At the beginning of the novel, Jim is aware of the war but not directly involved, and so he does not truly understand its terrible brutality. Ballard uses the technique of third-person limited narration, allowing the reader to experience new events just as Jim does, instead of informing about consequences and the disassociated stories of other people. Jim's detachment is partly because he does not understand the war, and later it becomes a coping mechanism to keep him sane; he cannot allow himself to fully embrace the horrors of war, so he keeps everything at a distance.
His mother's clothes were scattered across the unmade bed, and open suitcases lay on the floor. Someone had swept her hairbrushes and scent bottles from the dressing table... dozens of foot prints in the [spilled] powder, his mother's bare feet whirling within the clear images of heavy boots, like the patterns of complicated dances...

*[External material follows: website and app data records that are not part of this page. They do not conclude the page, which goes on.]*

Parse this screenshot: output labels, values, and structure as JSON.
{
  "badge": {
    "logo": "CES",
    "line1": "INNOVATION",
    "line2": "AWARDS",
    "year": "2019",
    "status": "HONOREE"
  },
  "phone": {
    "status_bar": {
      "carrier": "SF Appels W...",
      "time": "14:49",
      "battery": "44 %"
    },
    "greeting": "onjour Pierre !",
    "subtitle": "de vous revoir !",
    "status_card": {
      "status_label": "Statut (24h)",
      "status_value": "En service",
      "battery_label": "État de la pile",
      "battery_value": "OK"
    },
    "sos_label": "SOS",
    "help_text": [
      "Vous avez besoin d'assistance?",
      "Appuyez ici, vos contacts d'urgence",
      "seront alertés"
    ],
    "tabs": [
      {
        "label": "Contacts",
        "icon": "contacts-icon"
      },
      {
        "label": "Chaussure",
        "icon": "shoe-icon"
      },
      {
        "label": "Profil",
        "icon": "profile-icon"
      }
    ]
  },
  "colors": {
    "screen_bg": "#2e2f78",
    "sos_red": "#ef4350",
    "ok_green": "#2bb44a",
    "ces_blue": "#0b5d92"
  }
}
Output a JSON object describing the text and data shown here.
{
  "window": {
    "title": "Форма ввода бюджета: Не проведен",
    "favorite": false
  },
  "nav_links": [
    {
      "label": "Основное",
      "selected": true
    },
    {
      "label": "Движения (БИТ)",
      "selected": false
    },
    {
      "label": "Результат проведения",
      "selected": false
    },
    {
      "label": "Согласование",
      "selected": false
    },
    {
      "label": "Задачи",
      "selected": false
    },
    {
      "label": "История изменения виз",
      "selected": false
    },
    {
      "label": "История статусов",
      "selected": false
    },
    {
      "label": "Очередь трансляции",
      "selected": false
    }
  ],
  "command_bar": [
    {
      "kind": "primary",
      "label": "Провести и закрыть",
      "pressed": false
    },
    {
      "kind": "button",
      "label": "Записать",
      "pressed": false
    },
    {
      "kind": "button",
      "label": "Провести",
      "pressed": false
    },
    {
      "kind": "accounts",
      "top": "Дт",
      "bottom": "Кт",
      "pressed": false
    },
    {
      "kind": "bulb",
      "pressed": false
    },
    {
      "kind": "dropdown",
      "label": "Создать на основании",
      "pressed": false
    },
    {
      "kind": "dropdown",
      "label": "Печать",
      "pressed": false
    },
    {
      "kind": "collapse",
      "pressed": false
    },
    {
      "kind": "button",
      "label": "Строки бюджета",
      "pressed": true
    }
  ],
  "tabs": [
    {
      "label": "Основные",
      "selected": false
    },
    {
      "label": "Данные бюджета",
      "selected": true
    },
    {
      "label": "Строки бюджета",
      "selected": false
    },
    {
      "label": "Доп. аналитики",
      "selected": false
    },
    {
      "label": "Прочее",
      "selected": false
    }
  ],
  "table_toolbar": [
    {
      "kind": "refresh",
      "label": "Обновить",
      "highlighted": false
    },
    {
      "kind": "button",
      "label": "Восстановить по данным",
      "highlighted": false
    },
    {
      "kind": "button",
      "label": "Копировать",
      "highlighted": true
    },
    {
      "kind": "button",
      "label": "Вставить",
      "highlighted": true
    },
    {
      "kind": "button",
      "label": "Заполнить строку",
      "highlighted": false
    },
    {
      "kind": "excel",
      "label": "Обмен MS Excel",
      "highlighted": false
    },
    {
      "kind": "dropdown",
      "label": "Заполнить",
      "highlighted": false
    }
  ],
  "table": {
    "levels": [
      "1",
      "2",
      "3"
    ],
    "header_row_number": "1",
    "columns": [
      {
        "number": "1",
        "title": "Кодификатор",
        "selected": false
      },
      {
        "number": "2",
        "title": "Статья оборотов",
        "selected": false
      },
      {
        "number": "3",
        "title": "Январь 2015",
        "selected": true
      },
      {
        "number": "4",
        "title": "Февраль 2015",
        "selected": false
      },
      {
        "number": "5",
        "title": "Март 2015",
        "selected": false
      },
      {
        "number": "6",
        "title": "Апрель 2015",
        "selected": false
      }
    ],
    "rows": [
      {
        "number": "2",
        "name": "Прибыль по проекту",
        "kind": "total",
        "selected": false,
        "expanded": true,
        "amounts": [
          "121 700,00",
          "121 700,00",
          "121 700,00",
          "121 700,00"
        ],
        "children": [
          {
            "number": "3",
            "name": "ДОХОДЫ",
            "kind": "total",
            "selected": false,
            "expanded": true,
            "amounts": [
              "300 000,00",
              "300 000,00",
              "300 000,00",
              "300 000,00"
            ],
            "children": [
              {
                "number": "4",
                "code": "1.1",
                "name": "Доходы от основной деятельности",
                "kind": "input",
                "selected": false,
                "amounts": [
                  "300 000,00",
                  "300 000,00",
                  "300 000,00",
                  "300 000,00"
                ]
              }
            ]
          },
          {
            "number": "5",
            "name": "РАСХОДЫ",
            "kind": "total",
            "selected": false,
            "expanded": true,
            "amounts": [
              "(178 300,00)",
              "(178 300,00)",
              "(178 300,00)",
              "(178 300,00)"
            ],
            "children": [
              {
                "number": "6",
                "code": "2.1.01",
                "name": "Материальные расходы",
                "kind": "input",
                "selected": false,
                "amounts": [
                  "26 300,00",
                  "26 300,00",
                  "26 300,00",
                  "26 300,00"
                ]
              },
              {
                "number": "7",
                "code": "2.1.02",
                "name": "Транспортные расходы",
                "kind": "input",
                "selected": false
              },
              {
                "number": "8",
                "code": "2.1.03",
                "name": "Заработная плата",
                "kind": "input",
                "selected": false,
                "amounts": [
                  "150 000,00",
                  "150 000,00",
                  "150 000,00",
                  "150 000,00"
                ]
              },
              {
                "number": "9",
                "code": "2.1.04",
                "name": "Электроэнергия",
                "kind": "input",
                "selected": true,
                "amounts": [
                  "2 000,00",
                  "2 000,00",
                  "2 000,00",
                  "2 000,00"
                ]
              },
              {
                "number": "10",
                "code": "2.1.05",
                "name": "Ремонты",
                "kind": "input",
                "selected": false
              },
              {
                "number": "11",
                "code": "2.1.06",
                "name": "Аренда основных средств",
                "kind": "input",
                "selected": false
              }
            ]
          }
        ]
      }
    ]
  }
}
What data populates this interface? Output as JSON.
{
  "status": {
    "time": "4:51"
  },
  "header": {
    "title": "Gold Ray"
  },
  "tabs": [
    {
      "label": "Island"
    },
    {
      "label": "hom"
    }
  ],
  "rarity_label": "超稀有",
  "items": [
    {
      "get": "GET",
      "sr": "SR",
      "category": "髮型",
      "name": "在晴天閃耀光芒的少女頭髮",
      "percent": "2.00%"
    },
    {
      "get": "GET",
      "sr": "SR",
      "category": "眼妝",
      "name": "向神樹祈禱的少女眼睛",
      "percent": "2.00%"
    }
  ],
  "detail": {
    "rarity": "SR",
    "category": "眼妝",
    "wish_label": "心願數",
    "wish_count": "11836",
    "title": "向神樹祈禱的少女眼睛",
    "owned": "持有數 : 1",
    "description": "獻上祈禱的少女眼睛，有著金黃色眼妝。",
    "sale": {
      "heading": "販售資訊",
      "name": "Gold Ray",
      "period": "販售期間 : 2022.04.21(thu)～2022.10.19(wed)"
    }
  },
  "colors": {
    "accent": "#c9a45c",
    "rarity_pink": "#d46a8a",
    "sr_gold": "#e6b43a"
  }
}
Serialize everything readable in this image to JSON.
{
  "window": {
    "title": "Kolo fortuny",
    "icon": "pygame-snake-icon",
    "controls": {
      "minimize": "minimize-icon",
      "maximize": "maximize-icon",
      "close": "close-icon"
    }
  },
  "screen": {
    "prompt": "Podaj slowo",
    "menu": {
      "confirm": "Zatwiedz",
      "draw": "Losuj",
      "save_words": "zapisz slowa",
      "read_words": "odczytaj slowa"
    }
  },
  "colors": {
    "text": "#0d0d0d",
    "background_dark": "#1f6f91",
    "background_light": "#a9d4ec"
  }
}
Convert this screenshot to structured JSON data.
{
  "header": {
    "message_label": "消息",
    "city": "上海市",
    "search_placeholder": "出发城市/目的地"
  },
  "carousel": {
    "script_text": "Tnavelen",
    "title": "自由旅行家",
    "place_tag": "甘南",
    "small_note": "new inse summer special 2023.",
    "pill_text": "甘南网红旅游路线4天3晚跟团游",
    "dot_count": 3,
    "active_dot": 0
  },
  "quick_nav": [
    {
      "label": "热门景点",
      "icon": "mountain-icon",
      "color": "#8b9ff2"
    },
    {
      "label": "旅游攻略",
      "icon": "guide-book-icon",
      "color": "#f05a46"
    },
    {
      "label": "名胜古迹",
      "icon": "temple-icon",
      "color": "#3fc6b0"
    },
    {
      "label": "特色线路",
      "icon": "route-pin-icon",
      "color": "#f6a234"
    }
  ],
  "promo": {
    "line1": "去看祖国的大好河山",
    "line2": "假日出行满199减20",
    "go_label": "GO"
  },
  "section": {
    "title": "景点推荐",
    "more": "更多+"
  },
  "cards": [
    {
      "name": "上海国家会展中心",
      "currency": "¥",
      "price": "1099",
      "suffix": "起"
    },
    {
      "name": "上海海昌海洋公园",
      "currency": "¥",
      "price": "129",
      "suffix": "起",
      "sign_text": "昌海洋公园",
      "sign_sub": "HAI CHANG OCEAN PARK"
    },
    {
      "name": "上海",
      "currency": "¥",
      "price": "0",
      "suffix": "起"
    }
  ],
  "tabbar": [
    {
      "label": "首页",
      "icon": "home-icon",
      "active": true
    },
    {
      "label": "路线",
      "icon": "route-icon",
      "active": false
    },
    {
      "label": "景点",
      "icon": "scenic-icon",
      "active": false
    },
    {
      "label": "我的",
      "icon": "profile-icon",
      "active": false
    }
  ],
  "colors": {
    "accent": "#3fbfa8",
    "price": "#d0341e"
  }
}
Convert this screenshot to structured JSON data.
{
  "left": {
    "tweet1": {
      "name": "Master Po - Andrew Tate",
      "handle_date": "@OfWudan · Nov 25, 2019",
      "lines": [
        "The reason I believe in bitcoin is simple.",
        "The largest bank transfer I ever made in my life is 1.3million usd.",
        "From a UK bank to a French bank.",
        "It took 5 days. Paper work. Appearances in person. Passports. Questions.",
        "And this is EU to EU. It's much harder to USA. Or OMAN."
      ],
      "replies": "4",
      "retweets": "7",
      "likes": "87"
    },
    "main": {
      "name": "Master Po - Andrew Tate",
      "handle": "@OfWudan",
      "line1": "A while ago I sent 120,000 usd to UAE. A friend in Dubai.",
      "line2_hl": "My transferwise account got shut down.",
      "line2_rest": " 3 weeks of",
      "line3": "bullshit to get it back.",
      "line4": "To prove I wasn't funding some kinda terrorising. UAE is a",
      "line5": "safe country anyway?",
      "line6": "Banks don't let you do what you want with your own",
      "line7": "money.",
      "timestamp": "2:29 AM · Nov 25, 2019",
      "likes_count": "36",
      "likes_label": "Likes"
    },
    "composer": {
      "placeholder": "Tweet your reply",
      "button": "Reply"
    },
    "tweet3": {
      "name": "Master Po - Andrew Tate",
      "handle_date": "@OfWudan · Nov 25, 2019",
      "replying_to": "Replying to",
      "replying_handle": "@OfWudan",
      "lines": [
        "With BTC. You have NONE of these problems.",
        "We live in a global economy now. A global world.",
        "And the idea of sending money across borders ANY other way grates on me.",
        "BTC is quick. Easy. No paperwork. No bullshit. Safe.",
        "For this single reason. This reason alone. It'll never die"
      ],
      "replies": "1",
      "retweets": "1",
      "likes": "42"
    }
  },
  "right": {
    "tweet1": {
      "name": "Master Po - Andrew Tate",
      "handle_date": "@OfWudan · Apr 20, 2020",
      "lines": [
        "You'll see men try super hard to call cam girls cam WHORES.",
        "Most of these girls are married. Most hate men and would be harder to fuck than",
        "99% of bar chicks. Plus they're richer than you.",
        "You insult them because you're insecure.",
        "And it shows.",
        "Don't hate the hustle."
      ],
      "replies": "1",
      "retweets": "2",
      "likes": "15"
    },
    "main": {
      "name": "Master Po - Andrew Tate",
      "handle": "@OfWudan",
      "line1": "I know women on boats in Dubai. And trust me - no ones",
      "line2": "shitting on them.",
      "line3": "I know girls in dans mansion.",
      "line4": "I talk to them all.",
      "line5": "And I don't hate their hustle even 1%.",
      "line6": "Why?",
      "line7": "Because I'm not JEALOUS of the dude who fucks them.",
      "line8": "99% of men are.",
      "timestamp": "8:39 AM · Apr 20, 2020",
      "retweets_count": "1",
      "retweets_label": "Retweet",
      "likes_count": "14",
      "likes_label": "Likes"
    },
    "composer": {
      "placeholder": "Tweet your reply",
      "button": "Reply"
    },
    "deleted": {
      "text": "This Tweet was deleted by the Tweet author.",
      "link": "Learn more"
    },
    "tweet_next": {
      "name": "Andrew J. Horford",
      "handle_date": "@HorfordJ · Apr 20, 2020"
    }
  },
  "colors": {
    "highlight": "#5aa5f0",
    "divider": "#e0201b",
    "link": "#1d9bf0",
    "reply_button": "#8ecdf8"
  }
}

(Ballard, Empire of the Sun, Google Books)
This detached persona, coupled with a limited narrator, allows the reader to experience the horrors of war in the same order as Jim. Readers will know about many of the atrocities committed in the book, but seeing them through Jim's eyes allows increased empathy and new perspectives. Jim's personal changes are therefore partly a maturation process; he is not sure what to think, and so he tries to remain aloof, but he cannot help reacting in some ways, and the narration style reflects those reactions.